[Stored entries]
BEGIN
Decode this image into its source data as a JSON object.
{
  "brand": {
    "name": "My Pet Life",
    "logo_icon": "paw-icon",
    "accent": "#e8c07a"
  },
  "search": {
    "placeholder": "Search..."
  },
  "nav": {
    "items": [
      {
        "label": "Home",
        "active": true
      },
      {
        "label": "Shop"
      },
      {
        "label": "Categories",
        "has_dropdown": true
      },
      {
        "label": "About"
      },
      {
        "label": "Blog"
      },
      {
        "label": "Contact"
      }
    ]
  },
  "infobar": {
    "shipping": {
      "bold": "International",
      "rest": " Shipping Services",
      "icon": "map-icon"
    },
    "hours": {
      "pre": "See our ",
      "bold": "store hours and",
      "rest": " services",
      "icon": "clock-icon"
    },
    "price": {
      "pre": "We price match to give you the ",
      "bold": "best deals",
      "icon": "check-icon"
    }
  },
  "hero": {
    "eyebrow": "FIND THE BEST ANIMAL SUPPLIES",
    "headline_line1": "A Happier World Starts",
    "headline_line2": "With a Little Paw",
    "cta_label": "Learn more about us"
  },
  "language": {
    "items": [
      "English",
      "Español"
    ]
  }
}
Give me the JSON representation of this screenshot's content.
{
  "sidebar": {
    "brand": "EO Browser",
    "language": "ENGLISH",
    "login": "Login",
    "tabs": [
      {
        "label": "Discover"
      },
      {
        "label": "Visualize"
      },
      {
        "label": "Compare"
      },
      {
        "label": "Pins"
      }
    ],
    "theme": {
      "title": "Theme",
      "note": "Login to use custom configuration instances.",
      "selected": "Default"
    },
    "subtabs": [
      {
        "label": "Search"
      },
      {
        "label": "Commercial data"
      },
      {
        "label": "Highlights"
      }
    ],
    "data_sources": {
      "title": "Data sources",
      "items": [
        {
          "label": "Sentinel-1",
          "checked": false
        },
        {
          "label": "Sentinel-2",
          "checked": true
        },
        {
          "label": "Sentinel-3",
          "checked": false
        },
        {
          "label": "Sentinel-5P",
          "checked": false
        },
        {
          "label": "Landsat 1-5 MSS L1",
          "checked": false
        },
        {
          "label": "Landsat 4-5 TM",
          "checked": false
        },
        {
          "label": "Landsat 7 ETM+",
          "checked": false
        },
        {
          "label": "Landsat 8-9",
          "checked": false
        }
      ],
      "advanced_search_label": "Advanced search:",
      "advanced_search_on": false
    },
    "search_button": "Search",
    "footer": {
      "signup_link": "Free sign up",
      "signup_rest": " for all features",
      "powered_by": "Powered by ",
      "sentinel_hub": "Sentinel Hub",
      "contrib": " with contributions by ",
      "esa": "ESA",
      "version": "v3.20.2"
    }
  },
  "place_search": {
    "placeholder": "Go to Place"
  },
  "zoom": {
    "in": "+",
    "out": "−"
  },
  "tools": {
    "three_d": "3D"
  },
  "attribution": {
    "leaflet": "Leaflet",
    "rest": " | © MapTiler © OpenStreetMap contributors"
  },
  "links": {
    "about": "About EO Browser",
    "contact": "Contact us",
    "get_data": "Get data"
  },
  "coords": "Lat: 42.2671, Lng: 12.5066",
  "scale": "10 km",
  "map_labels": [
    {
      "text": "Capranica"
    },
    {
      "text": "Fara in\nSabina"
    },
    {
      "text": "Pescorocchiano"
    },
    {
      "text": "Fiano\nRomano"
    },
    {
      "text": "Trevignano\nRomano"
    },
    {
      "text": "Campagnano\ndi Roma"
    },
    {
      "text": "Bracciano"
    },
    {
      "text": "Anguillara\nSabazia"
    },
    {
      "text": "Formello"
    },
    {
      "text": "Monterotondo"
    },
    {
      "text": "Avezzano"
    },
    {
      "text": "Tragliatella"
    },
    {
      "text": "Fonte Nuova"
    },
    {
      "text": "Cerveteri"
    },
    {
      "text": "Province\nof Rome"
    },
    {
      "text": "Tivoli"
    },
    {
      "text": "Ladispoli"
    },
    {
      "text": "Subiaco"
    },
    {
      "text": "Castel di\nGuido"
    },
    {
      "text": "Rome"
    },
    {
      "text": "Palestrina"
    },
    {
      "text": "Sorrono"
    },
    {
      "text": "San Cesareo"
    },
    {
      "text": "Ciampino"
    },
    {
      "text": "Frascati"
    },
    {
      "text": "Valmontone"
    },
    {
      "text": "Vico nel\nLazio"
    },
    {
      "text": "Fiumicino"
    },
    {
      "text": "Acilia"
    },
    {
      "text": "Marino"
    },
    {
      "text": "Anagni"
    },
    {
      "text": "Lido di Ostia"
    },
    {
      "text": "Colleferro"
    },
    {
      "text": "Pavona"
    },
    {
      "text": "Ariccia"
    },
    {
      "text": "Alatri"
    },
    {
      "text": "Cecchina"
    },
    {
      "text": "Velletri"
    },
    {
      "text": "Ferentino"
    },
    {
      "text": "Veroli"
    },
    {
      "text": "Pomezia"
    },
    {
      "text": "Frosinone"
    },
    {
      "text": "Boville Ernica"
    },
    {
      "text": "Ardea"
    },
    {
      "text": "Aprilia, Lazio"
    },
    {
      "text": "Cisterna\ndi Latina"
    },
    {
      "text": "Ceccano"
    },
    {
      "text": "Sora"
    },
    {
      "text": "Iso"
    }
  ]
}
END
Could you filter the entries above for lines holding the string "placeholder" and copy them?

    "placeholder": "Search..."
    "placeholder": "Go to Place"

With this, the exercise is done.